Published online by Cambridge University Press: 11 August 2017
And so ‘I … got into my old trade of man-a-waring, and also in a hungry condition fit for such work’. So wrote the Dover seaman, Edward Coxere, recalling his time on the Cromwellian warship Kent, fighting the Spaniards. It was to prove merely another brief phase in his adventures at sea. Sailing to the Straits in a merchant vessel, Coxere had been enslaved by the Barbary corsairs for five months before being freed by an English naval expedition. Serving in the Kent, he fought bravely, indeed wildly, plundering Spanish prizes to replace the money and clothes he had lost. But before long he was a prisoner of the Spaniards, his possessions lost once more. When he finally reached home after escaping and yet more adventures, he had only the clothes on his back to show after nineteen months away. Coxere's picaresque experiences were by no means exceptional. Life at sea, for naval and merchant seamen alike, was hard, dangerous and, above all, unpredictable. These realities shaped the mindset of the seafaring community, summed up in their proverbs, ‘a merry life and a short’, and ‘longest liver takes all’. One sailor, reflecting on the miserable prospect of growing old as a seaman, reminded himself that very few sailors reached old age.

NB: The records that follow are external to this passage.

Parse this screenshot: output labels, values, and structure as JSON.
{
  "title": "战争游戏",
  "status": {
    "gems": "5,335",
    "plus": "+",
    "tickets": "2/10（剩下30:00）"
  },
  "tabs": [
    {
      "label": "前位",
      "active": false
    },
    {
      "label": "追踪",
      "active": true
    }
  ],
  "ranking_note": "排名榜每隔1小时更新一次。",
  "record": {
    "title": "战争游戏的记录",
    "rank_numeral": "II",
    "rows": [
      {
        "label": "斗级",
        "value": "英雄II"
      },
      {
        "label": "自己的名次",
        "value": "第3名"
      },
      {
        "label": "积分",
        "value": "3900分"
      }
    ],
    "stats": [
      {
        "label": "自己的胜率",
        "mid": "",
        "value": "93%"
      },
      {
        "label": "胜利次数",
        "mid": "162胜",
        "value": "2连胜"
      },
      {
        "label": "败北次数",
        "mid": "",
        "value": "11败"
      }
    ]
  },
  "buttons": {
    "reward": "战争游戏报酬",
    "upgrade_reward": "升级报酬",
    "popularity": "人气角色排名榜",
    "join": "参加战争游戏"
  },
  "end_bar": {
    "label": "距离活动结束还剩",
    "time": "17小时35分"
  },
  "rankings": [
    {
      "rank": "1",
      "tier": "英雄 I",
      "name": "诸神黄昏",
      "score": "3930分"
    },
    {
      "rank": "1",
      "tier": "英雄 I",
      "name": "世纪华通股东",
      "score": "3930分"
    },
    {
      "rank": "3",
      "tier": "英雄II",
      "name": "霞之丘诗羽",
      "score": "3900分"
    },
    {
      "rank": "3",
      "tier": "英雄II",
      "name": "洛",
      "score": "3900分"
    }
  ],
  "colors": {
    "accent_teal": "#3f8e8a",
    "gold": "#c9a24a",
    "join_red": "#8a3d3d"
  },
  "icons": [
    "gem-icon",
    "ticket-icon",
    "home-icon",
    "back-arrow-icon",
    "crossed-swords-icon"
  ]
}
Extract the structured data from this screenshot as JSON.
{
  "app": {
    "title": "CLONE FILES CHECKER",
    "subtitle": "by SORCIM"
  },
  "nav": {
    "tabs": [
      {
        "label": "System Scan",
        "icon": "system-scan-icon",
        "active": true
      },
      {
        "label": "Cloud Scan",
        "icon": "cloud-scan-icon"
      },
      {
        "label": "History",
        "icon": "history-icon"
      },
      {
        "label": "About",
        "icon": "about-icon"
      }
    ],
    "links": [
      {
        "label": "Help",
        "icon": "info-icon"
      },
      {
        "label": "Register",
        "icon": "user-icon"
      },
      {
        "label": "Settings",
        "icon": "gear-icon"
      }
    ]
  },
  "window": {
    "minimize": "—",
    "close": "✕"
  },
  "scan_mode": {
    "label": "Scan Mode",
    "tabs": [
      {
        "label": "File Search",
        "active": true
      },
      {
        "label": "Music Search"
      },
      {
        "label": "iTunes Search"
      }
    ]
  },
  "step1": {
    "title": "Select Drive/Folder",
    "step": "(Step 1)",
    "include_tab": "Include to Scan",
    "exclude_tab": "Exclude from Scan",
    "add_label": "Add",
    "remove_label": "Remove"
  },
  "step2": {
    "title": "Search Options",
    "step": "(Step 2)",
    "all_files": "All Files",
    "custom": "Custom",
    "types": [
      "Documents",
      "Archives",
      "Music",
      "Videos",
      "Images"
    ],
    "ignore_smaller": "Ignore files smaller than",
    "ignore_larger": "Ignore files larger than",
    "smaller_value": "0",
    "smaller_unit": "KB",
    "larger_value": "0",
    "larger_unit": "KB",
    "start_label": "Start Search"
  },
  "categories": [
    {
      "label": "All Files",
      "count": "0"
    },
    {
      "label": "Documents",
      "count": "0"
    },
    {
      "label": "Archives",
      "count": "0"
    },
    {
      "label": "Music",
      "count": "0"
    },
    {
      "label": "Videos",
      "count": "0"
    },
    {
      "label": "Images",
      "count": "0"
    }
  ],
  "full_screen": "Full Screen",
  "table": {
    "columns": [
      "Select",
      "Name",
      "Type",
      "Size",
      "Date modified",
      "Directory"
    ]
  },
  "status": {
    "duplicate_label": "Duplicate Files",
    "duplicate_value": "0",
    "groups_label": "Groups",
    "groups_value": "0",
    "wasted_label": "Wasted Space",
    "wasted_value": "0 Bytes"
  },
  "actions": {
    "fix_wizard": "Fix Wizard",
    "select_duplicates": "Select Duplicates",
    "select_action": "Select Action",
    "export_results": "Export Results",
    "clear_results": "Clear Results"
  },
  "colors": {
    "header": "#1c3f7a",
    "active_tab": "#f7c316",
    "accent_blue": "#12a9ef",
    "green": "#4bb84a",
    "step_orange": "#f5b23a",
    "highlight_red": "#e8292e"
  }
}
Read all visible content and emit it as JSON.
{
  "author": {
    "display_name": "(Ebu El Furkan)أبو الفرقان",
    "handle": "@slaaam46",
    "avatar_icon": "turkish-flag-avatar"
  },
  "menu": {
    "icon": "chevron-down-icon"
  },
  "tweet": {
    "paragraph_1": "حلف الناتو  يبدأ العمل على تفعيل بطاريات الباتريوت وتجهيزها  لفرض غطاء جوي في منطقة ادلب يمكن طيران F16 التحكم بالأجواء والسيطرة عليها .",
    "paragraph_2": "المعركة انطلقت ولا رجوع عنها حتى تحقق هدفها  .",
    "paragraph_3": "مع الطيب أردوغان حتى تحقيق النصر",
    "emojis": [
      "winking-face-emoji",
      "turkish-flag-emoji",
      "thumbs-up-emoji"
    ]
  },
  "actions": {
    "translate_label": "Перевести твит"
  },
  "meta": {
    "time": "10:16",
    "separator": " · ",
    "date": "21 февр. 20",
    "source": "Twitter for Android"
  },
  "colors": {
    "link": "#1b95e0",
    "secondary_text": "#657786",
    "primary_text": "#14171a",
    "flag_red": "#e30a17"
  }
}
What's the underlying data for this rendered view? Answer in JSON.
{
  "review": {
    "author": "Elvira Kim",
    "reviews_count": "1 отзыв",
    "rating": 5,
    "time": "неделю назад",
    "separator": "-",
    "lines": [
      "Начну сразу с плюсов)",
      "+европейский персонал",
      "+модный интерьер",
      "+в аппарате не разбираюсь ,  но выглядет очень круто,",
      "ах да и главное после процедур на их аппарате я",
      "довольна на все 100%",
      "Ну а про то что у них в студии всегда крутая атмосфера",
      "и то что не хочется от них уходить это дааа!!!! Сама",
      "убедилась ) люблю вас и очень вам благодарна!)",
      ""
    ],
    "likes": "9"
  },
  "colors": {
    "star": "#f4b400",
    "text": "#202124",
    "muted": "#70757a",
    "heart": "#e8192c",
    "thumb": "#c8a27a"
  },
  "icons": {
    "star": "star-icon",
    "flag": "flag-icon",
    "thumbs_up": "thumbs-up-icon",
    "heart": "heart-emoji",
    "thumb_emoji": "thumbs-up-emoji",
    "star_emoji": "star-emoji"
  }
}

For most seventeenth-century seamen, naval service was episodic. The navy expanded dramatically whenever war broke out and contracted when peace returned; even in wartime, it shrank during the winter months, when weather conditions limited large-scale operations. Manpower needs fluctuated accordingly. There were roughly 40–50,000 seamen and fishermen in Restoration England, several thousand of whom would be serving in foreign (mainly Dutch) vessels at any given time. The Restoration navy, in peacetime, needed only 3–4,000 men. But a major naval war, such as the three wars with the Dutch in the 1650s, 1660s and 1670s, required up to 25,000 seamen to be recruited within a matter of weeks. The much longer wars against France in the 1690s and early 1700s called for still larger numbers. The naval campaign of 1695 required a huge total of 48,514 seamen and marines.